International Walk to School Day is a global event that involves communities from more than 40 countries walking and biking to school on the same day. It began in 1997 as a one-day event. Over time, this event has become part of a movement for year-round safe routes to school and a celebration – with record breaking participation – each October. Today, thousands of schools across America – from all 50 states, the District of Columbia, and Puerto Rico – participate every October.
Minnesota has 208 schools walking.
Now, for a little perspective:
- Minnesota has 327 public school districts.
- There are 2,079 public schools covering the range of PK-12 in some split.
- 1,220 schools are explicitly PK-8.
So, 208 schools walking? That’s 10%. The number looks slightly better on the PK-8 split, but… 10%?
It would be nice to believe that the reason so few schools participate is because the idea of walking to school is so common that a day specifically for it is sillypants. Only, I don’t believe that. In rural areas, of course, walking may not occur because school attendance zones are large by nature. Rural densities do not make for walkable schools.
But in suburbs? It’s bad design. It’s godawful design, really.
No school in my district is listed. And I can easily tell you why.
A new PK-4 school opened in my district this year. It is labeled A on the below map. Red lines represent district boundaries, and the splits represent the boundaries for each elementary (there are 3, but only one middle and one high school).

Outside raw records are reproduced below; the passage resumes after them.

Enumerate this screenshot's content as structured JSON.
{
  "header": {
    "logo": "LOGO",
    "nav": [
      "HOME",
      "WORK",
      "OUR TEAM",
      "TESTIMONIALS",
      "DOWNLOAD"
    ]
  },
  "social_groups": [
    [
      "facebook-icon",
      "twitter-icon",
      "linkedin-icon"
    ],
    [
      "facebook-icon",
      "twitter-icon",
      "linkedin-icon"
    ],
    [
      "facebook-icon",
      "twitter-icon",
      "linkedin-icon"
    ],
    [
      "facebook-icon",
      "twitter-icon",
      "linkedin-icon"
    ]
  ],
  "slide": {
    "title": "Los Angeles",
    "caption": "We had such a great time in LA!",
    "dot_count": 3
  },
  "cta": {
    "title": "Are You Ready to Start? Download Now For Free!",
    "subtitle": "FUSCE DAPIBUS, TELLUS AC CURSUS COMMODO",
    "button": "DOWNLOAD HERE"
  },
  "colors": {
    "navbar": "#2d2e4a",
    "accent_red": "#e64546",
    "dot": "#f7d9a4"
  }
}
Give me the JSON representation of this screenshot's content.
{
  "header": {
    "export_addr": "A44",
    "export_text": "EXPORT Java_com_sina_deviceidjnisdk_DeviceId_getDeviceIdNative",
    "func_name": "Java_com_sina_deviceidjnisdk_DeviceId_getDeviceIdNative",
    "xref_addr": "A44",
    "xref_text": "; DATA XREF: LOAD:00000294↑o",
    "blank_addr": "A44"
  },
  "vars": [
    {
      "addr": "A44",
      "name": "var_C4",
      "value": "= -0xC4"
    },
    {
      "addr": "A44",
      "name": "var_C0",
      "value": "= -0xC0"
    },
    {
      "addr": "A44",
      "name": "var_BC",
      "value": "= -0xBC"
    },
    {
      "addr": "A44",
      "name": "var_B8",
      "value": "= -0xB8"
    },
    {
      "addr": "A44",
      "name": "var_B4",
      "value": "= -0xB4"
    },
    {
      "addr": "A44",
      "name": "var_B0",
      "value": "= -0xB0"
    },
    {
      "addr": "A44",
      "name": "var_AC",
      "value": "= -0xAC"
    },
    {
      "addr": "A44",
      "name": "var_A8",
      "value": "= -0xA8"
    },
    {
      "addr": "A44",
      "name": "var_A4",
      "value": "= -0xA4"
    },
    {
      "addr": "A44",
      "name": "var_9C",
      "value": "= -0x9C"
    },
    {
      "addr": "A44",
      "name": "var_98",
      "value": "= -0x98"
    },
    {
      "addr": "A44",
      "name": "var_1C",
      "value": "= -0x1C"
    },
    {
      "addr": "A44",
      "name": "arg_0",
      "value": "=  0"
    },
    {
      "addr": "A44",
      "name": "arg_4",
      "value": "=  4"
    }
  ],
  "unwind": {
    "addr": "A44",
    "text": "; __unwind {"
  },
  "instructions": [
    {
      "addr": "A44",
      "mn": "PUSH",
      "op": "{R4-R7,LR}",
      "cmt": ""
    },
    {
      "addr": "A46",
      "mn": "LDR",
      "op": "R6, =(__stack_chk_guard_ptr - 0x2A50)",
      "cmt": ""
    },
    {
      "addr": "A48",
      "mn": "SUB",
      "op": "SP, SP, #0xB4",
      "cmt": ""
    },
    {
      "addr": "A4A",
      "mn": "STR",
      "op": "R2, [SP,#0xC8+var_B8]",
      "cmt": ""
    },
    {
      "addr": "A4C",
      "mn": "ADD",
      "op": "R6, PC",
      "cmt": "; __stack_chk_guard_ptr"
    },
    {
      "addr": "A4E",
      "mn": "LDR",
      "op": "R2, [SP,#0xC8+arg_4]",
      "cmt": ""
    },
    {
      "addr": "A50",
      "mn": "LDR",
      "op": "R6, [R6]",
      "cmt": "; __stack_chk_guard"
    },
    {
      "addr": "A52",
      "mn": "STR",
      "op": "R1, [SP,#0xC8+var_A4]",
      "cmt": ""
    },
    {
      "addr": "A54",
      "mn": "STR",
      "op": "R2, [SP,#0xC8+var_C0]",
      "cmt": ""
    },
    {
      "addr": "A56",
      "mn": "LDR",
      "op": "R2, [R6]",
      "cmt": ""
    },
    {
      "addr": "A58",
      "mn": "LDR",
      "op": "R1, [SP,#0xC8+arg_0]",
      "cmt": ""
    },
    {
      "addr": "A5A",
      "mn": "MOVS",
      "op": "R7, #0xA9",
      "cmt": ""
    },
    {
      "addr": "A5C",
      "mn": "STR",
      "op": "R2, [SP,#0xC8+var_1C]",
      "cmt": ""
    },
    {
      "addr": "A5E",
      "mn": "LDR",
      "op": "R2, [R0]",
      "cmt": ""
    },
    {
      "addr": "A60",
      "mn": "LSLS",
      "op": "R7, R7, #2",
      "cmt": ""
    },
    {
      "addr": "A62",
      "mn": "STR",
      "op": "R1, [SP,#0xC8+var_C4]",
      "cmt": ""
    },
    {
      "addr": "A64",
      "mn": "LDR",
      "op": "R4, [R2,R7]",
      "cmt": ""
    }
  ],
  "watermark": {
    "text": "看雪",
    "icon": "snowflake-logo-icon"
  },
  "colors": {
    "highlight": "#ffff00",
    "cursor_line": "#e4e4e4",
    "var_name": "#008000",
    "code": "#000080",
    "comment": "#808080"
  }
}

As you can see, the elementary is on the north side of the boundaries for its attendance, and hugs district boundaries. It is also near zero housing whatsoever in a practical way. I have applied MS Paint labels to the below map to show the majesty of this school’s placement:
The nearest housing is the Blaine International Village. It, however, is in a different school district. There is the NSC, Blaine Soccer Complex, a brewpub, and an airport nearby. There is a strip mall – you could walk to elementary school from the Chipotle, and if you drop your kids off, a Caribou drive-through is close at hand. 105th has a sidepath, but mostly on the north side of 105th, and the school is on the south side. The school is also technically far closer to Davenport St NE, which is a sidewalk-free zone, one lane in each direction, no room for bikes, 40MPH speed limit.
To be a little fair, this school amounts to infill for the district, and the available land plots were really lacking all the way through. They had a choice of “behind the Menards” (allegedly, “Centerview” is not because you see a strip mall shopping center, but it’s the main view from the school playground), or “next to the gun range.” Totally not kidding about that second option. Of course, this is also in a city that decided to reject Safe Routes funding because neighbors were concerned that sidewalks = hooliganism. The school is an expression of the lack of planning for any mode aside from car in Blaine.
The attendance area north of this elementary on the first map is theoretical – there is no housing there. It’s more soccer fields. Almost all of the attending school area is south of 100th, and even more of it below US10 on the map. MN65 through the area is an unwalkable (and bike-unfriendly) mess.
This isn’t uncommon. Even in cities, while Danger Girl bikes, busing and car lines remain much more common:
Back in the 1960s, about half of all kids in the US biked or walked to school. While the above chart is several years old, the trend hasn’t changed.
Walk to School Day is a cute idea. But it just highlights how unusual letting kids walk is, and how hard we make it to walk anywhere, regardless of age.
It’s easy to say, “but Julie, you’re choosing to live somewhere unwalkable!” Statistics show it’s not just because I live in the ABCs. Throughout the state, our built environment — buildings, streets, parks, and other man-made physical surroundings — affect our choices for walking and biking. Our choices of where to live can be influenced by school academic quality, proximity of family, employment and other factors — not all of which can be controlled as variables at the individual level.
We need housing built near things people want to go to, like schools, built with sidewalks. This is not impossible in suburbs, let alone cities.
"Instead of maximizing facilities for motorcars, we should maximize the advantages of urban life. Parks, playgrounds, schools, theaters, concert halls…are more important than any benefit to be derived from the constant use of the automobile." —Lewis Mumford. pic.twitter.com/IPPz7GC4cA
— Taras Grescoe (@grescoe) October 9, 2018
Let’s do that, and celebrate walking to school every day.